December 2, 2022 — The most important task in confronting global climate change is the need to enforce serious quantitative limits on Greenhouse Gas emissions, such as the Nationally Defined Contributions which were originally negotiated in the 2015 Paris Agreement. The 27th Conference of Parties to the UNFCCC, which concluded in Sharm-el-Sheikh November 20, did not tackle this task. Carbon border equalization measures, including tariffs against carbon-intensive imports from lax countries, might supply the teeth that have been missing from such agreements. But they also risk advancing protectionism, which would ultimately slow the needed global energy transition. Adjudicating the fairness of carbon tariffs would be a good job for a reinvigorated WTO.
1) How do you see the state of the global economy in 2023? What about its reflections on Turkey?
JF: Contrary to most of what one hears, it is not certain that the world will go into recession in 2023, nor that the US will. But the risk of a recession is certainly greater than usual, or at least a global slowdown, due mostly to the increases in interest rates that most central banks are finding necessary in response to high inflation. Higher global interest rates and slowing growth of course make things more difficult for Turkey, as do the high oil prices that resulted from the Russian invasion of Ukraine.

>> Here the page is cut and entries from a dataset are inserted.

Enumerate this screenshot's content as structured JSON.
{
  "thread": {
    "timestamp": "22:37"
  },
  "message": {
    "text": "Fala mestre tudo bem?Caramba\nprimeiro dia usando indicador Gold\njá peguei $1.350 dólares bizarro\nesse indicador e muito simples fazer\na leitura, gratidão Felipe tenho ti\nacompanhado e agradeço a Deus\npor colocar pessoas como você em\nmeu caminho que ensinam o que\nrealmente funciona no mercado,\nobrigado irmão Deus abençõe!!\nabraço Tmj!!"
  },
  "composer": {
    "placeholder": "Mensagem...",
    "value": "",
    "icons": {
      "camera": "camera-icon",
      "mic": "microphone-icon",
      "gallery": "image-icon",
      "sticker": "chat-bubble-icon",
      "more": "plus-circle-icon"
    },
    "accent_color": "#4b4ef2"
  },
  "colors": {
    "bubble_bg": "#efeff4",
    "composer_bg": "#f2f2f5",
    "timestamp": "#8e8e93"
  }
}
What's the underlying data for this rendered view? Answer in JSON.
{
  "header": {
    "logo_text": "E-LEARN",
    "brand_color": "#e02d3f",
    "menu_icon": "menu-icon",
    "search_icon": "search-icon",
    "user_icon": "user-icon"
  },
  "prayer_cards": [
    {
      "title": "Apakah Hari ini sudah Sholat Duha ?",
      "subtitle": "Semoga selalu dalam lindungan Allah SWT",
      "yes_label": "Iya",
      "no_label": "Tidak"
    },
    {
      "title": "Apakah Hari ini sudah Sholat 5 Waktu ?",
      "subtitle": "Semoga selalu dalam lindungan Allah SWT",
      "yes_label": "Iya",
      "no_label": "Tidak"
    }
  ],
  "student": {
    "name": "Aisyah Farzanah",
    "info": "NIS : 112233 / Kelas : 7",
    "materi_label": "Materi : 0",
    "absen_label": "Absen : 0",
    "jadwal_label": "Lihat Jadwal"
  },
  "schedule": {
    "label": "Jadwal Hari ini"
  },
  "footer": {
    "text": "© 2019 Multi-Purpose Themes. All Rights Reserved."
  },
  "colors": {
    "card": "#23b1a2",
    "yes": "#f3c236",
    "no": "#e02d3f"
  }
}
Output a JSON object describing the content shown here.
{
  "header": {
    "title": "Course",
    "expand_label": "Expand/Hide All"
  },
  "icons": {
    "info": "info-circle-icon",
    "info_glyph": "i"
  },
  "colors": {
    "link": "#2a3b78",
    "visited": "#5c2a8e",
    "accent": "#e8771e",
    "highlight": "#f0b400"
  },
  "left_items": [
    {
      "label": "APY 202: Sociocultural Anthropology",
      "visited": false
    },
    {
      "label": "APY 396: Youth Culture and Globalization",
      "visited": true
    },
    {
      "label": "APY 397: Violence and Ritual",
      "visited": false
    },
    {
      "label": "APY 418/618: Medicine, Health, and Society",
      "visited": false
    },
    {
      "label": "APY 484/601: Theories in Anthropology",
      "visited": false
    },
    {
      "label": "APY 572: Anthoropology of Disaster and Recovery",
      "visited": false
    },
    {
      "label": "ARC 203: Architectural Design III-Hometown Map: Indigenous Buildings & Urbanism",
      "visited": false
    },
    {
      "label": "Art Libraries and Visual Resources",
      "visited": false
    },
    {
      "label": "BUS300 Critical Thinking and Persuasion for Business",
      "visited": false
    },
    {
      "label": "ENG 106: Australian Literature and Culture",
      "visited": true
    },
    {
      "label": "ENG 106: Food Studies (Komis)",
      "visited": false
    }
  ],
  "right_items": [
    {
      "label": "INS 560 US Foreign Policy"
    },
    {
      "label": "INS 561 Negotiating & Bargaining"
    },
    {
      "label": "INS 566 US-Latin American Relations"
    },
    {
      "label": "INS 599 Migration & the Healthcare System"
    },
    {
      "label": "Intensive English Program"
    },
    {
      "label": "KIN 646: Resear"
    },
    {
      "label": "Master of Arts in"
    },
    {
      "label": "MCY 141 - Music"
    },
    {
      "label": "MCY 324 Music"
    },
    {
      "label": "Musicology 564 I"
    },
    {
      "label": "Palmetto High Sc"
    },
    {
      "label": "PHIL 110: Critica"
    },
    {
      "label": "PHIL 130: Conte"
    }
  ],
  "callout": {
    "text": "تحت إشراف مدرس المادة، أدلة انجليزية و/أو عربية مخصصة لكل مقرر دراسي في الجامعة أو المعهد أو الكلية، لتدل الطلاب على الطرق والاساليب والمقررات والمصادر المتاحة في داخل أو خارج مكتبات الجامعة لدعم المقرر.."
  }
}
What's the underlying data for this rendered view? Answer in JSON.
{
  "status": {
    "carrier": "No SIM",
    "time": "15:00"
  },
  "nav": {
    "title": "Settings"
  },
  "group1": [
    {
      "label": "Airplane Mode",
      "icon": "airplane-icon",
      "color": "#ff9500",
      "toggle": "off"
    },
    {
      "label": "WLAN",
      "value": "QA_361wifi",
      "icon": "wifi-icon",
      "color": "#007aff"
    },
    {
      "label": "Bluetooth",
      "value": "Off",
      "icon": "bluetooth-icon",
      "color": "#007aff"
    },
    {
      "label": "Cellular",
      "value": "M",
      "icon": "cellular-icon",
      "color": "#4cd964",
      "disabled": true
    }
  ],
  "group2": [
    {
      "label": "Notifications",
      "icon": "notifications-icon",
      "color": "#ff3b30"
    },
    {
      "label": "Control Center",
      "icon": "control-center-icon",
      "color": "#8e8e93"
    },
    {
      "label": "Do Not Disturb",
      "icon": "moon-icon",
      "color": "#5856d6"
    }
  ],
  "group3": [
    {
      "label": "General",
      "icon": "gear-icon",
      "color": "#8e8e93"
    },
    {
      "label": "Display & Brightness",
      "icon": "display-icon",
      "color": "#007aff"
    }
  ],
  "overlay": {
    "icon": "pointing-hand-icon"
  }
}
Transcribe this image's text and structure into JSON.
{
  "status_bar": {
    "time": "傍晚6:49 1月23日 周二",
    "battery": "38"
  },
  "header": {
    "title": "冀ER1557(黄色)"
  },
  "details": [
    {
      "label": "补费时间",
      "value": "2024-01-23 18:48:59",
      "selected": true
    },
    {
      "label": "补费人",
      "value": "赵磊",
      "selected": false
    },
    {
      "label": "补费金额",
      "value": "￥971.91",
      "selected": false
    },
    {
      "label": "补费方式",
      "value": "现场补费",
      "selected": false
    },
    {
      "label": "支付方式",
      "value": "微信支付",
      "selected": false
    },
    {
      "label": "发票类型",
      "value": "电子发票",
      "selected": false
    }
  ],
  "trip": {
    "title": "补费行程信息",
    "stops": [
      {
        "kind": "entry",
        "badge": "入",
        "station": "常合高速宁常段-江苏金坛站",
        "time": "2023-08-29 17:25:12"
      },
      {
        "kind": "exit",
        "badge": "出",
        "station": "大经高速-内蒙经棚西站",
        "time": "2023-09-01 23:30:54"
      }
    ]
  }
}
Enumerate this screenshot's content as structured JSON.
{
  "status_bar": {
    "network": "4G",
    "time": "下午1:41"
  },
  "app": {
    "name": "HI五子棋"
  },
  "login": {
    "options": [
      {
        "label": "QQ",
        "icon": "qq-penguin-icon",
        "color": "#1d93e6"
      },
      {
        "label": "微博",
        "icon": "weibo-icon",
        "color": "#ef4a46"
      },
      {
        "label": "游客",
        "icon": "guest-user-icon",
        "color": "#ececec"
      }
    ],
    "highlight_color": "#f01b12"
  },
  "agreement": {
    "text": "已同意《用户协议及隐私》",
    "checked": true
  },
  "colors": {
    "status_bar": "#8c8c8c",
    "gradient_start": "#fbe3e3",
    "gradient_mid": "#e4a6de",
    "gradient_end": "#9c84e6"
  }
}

October 30, 2022 — Americans will go to the polls November 8. It appears probable that they will give the Republican party majority control of the House of Representatives, and possibly the Senate as well. The same for Secretaries of State and other statewide offices. The consequences could be enormous. Especially worrying is the future of US electoral democracy, if the result is further distortions of voter eligibility rules, congressional redistricting, the electoral college, and other structural features. How could such an outcome of the mid-term elections be explained, seeing as how the Republican party is now dominated by its extremist MAGA faction?